After the speech, Professor Kettl answered several questions from the audience. Some one asked him whether the bankruptcy of G.M. symbolized that the classic model of “boundary setting” also limited the development of the American business field. Kettl agreed on this point, commenting that the stereotype of “I never do this way, so I won't change” should be broken, and problem-solving mechanism should be adjusted with the changing situations. Another listener raised a question of “how the public policy management goes international”. Professor Kettl replied that an international organization with legal binding authority should be established and the local parochialism should give way to international cooperation and communication.

After the Q&A session ended, Professor Kenneth Apfel delivered his speech with the title of “Retirement policy challenges in the USA, and my initial observations about China's challenges.” He first compared the problems confronting both the U.S. and China in terms of pension issues. The American problems, he summarized, consist of slowly aging population, trend of early retirement, and fiscal strains in all tiers. But he thought the China's problems seem to be more severe, including very rapid aging population, retirement at a very early age, low coverage levels and high retirement benefit levels. Therefore both countries should take effective measures against these problems.

The World Bank's model to deal with pension issues is a multi-tier one, stated Professor Apfel. According to the World Bank model, the income of retired people comes from several balanced sources, such as family support, social assistance, universal foundation, employer pension and private savings. But this ideal model could not well explain part of the reality, especially for the low-income retired people, whose 60% or more of their income was dependent upon the social security. Professor Apfel said that 50% of the American old people would struggle under the poverty line as long as the social security was abolished.     

 Apfel also shared with the audience his outlook about the American future.

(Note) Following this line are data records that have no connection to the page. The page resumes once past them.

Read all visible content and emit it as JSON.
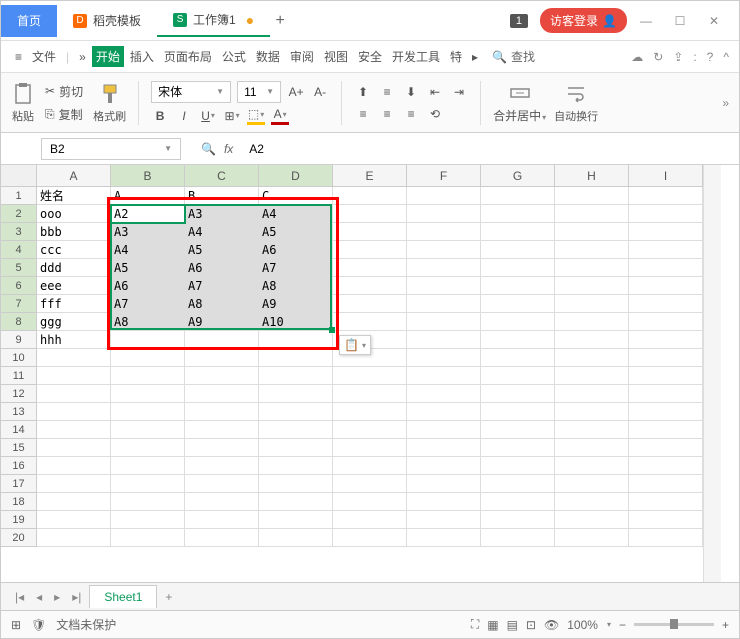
{
  "tabs": {
    "home": "首页",
    "docer": "稻壳模板",
    "workbook": "工作簿1"
  },
  "login": "访客登录",
  "badge": "1",
  "menu": {
    "file": "文件",
    "start": "开始",
    "insert": "插入",
    "layout": "页面布局",
    "formula": "公式",
    "data": "数据",
    "review": "审阅",
    "view": "视图",
    "security": "安全",
    "dev": "开发工具",
    "special": "特",
    "search": "查找"
  },
  "ribbon": {
    "paste": "粘贴",
    "cut": "剪切",
    "copy": "复制",
    "format_painter": "格式刷",
    "font": "宋体",
    "size": "11",
    "merge": "合并居中",
    "wrap": "自动换行"
  },
  "namebox": "B2",
  "formula": "A2",
  "cols": [
    "A",
    "B",
    "C",
    "D",
    "E",
    "F",
    "G",
    "H",
    "I"
  ],
  "rows": [
    {
      "n": 1,
      "cells": [
        "姓名",
        "A",
        "B",
        "C",
        "",
        "",
        "",
        "",
        ""
      ]
    },
    {
      "n": 2,
      "cells": [
        "ooo",
        "A2",
        "A3",
        "A4",
        "",
        "",
        "",
        "",
        ""
      ]
    },
    {
      "n": 3,
      "cells": [
        "bbb",
        "A3",
        "A4",
        "A5",
        "",
        "",
        "",
        "",
        ""
      ]
    },
    {
      "n": 4,
      "cells": [
        "ccc",
        "A4",
        "A5",
        "A6",
        "",
        "",
        "",
        "",
        ""
      ]
    },
    {
      "n": 5,
      "cells": [
        "ddd",
        "A5",
        "A6",
        "A7",
        "",
        "",
        "",
        "",
        ""
      ]
    },
    {
      "n": 6,
      "cells": [
        "eee",
        "A6",
        "A7",
        "A8",
        "",
        "",
        "",
        "",
        ""
      ]
    },
    {
      "n": 7,
      "cells": [
        "fff",
        "A7",
        "A8",
        "A9",
        "",
        "",
        "",
        "",
        ""
      ]
    },
    {
      "n": 8,
      "cells": [
        "ggg",
        "A8",
        "A9",
        "A10",
        "",
        "",
        "",
        "",
        ""
      ]
    },
    {
      "n": 9,
      "cells": [
        "hhh",
        "",
        "",
        "",
        "",
        "",
        "",
        "",
        ""
      ]
    },
    {
      "n": 10,
      "cells": [
        "",
        "",
        "",
        "",
        "",
        "",
        "",
        "",
        ""
      ]
    },
    {
      "n": 11,
      "cells": [
        "",
        "",
        "",
        "",
        "",
        "",
        "",
        "",
        ""
      ]
    },
    {
      "n": 12,
      "cells": [
        "",
        "",
        "",
        "",
        "",
        "",
        "",
        "",
        ""
      ]
    },
    {
      "n": 13,
      "cells": [
        "",
        "",
        "",
        "",
        "",
        "",
        "",
        "",
        ""
      ]
    },
    {
      "n": 14,
      "cells": [
        "",
        "",
        "",
        "",
        "",
        "",
        "",
        "",
        ""
      ]
    },
    {
      "n": 15,
      "cells": [
        "",
        "",
        "",
        "",
        "",
        "",
        "",
        "",
        ""
      ]
    },
    {
      "n": 16,
      "cells": [
        "",
        "",
        "",
        "",
        "",
        "",
        "",
        "",
        ""
      ]
    },
    {
      "n": 17,
      "cells": [
        "",
        "",
        "",
        "",
        "",
        "",
        "",
        "",
        ""
      ]
    },
    {
      "n": 18,
      "cells": [
        "",
        "",
        "",
        "",
        "",
        "",
        "",
        "",
        ""
      ]
    },
    {
      "n": 19,
      "cells": [
        "",
        "",
        "",
        "",
        "",
        "",
        "",
        "",
        ""
      ]
    },
    {
      "n": 20,
      "cells": [
        "",
        "",
        "",
        "",
        "",
        "",
        "",
        "",
        ""
      ]
    }
  ],
  "selection": {
    "startRow": 2,
    "endRow": 8,
    "startCol": 1,
    "endCol": 3,
    "activeRow": 2,
    "activeCol": 1
  },
  "sheet": "Sheet1",
  "status": "文档未保护",
  "zoom": "100%"
}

He predicted that the social security replacement rate would decline by 10% until 2030 and more future benefit reductions may become likely. But the public health insurance may still face severe pressures given its wide coverage rate and the aging challenges. The Clinton and Bush administrations both failed in improving the social security system, and the new reform conducted Obama administration was still stuck in the bipartisan disputes. But for this reform Professor Apfel still cling to the hope.

Another suggestion made by Apfel was the delaying of retirement age, which would greatly improve economic security. But the government should play an important role by creating incentives for those working more and retiring late. In his opinion, Professor Apfel argued that the American pension issue is a big but manageable challenge and he was optimistic about the American future.

As for the Chinese situation, Apfel expressed his deep worries. He thought that the Chinese retired people rely too much of their income on the public pensions, and the early retirement age constraints the government finances, which seemed to be unsustainable as the Chinese society was aging very fast. Apfel suggested the Chinese government increase the transparency of the social security reform and management, curb corruptions and expand the social insurance coverage.

After the speech ended, Professor gave clear answers to the audience's questions, such as the effect of early retirement age on unemployment of young college graduates, and also social security reforms of the Chinese state-owned enterprises.

Professor Donald Kettl is currently the Dean of University of Maryland of School of Public Policy, and a nonresident senior fellow of Brookings Institution. He holds a doctorate degree from Yale University. Kenneth Apfel is a public policy professor of University of Maryland of School of Public Policy and once served as the Commissioner of the Social Security Administration from 1997 to 2001. Earlier this afternoon, both professors signed the memorandum of understanding between MSPP and National School of Development as representatives from the former.